After supper I was feeling pretty good. I let Ken talk me into sampling a glass of Amarula, a very popular South African liqueur. It tasted quite good, but it made me more than a little tipsy.[10] Maybe I should have passed.

When I used the toilet after supper, I definitely felt queasy. The slope of the wooden floor bothered me even more than before. I did not get sick, however, and I did remember to take both the Malarone and Cipro pills.

As soon as I got in bed I immediately fell asleep. The bed was large and very comfortable. In 2015 staying in a safari camp does not necessarily entailed forgoing creature comforts, except for those that required electricity or Internet access.

I cannot remember ever packing so many memorable moments into one day.

[1]  Africa Odyssey recommended tips of $10 per person per day for the staff and $15 per day for guide/drivers. That meant that the five of us would be, if we followed the guidelines, tipping $125 per day. We actually exceeded that amount. To put this in perspective, the average annual income in Tanzania in 2013 was $927.10.

[2]  Gerard at the Serian Camp in Serengeti later informed me that the security machines at the Lake Manyara Airport do not actually work.

[3]  The luggage was transported to the camp in a separate vehicle.

[4]  My recollection is that everyone called them "fisher eagles."

[5]  Hippos are not great swimmers. They generally walk on the bottom of rivers. The Mara at this point was shallow enough that the hippo's eyes and nose were visible throughout.

[6]  The wildebeest has been endowed with equal portions of intelligence, beauty, and musical talent.

[7]  The flow of the migration in September is from south to north. However, there are also numerous crossings back from the north to the south. In fact we saw more animals cross in that direction than from south to north.

[8]  Tanzania uses British plugs, which have three prongs, two round and one rectangular. The camps have adapters for poorly prepared tourists.

[9]  Actually twenty-two months.

[10]  You can, in fact, request one at any time, but most people shower after the game drive and before supper, which is the big social occasion at the safari camps.

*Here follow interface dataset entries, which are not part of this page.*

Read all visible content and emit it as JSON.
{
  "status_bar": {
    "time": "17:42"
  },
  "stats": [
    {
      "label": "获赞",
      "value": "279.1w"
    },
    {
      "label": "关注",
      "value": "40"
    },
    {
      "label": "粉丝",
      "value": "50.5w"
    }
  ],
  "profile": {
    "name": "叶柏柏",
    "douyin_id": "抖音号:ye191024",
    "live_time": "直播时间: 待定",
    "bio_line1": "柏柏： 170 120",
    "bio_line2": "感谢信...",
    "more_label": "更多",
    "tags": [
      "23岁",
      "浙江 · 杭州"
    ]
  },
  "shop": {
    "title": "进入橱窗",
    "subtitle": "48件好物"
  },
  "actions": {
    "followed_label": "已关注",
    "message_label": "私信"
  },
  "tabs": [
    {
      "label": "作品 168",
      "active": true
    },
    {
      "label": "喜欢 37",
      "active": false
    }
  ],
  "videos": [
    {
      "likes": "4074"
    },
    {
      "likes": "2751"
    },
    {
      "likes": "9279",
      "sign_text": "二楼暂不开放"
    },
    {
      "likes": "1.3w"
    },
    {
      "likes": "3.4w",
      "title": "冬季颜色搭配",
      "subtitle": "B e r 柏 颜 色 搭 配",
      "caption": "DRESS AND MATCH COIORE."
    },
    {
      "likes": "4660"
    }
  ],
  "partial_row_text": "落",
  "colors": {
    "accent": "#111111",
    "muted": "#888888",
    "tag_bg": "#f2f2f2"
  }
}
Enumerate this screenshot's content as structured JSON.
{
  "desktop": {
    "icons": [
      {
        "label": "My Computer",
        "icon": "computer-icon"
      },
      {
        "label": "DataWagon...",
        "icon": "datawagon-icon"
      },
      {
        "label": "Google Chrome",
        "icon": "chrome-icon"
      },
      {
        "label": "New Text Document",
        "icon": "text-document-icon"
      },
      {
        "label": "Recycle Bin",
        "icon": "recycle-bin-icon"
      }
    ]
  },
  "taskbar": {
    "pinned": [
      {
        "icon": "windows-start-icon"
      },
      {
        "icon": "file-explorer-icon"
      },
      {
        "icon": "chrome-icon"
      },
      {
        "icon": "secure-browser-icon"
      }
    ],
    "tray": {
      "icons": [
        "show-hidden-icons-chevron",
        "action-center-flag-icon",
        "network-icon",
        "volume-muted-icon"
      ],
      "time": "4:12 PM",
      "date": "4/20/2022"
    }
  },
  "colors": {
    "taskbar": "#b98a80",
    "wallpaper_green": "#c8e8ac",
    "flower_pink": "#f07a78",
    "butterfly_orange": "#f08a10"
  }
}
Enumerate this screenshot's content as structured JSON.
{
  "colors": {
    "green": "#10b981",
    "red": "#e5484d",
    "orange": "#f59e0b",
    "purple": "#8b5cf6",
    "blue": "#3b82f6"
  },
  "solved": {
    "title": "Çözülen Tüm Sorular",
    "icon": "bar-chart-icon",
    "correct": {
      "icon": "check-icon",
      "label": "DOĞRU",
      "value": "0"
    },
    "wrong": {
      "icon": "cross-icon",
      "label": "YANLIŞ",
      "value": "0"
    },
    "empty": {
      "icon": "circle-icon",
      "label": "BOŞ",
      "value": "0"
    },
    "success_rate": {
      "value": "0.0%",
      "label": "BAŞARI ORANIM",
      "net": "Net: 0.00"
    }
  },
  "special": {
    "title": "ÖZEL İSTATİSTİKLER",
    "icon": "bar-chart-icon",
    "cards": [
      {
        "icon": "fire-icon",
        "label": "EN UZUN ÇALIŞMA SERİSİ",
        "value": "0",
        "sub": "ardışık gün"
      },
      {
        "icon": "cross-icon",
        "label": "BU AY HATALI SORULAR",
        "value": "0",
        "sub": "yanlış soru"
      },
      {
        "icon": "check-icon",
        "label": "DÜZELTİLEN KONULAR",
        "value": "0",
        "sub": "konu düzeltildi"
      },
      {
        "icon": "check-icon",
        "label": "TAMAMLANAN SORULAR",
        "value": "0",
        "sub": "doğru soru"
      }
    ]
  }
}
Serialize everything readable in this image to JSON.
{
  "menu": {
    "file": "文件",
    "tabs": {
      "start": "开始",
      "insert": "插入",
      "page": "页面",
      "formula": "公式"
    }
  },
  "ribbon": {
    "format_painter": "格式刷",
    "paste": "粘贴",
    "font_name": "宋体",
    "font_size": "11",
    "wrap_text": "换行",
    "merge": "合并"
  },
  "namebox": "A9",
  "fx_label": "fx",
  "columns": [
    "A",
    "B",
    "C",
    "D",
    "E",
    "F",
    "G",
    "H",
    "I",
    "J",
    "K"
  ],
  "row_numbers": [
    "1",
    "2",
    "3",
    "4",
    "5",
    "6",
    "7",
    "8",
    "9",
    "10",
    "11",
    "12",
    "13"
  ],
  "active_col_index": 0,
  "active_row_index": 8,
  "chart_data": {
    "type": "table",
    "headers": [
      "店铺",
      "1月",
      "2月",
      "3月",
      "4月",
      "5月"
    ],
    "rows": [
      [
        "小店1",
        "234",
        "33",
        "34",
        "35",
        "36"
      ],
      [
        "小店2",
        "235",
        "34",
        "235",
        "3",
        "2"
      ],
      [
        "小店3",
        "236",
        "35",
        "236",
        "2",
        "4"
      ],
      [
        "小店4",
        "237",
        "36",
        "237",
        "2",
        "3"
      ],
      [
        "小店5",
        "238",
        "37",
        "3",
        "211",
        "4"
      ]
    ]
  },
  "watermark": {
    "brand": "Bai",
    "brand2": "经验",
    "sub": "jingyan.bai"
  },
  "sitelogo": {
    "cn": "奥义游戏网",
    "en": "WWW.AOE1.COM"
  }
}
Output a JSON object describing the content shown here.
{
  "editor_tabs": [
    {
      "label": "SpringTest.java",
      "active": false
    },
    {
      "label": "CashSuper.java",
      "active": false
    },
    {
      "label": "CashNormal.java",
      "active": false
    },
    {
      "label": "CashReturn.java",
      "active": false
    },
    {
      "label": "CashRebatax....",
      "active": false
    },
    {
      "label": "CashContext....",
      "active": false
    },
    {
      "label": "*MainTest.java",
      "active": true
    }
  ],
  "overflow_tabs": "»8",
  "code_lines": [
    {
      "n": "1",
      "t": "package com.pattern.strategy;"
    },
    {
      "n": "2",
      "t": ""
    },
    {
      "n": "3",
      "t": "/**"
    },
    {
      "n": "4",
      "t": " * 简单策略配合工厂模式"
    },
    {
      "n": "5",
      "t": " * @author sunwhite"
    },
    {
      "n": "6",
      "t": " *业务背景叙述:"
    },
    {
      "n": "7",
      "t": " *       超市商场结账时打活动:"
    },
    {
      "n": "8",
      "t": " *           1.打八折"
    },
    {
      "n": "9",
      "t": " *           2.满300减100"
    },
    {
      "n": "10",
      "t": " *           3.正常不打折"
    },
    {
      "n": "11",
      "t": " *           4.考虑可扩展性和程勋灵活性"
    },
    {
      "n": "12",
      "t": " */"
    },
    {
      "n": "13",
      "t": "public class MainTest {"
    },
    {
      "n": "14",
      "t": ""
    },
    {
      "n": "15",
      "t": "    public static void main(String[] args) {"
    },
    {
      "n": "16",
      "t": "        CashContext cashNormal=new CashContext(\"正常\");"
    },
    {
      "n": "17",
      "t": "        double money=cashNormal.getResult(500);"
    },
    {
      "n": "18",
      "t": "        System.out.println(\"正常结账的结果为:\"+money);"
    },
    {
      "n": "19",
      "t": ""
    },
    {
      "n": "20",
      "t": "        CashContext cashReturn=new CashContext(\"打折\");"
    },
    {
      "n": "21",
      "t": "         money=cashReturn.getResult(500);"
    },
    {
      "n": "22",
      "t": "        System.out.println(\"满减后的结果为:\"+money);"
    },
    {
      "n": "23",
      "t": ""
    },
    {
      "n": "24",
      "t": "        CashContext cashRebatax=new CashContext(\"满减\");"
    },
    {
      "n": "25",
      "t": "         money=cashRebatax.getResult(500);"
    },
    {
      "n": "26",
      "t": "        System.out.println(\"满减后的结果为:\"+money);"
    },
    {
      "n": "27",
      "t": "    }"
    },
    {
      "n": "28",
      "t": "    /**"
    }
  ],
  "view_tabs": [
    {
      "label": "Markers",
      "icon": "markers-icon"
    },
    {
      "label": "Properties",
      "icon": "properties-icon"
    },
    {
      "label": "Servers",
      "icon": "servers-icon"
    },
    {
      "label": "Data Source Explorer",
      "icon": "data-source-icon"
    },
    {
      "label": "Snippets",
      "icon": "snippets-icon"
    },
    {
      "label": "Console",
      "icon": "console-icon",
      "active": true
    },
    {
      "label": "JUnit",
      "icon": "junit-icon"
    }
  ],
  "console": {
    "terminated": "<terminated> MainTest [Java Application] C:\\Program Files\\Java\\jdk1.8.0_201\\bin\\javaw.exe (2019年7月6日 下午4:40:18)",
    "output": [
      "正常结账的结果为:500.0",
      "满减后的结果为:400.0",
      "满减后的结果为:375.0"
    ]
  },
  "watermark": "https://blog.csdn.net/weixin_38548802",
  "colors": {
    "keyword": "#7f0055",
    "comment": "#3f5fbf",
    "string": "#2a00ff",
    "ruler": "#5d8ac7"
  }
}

[11]  Amarula is only 17 percent alcohol by volume. In retrospect I no longer think that it deserves any blame.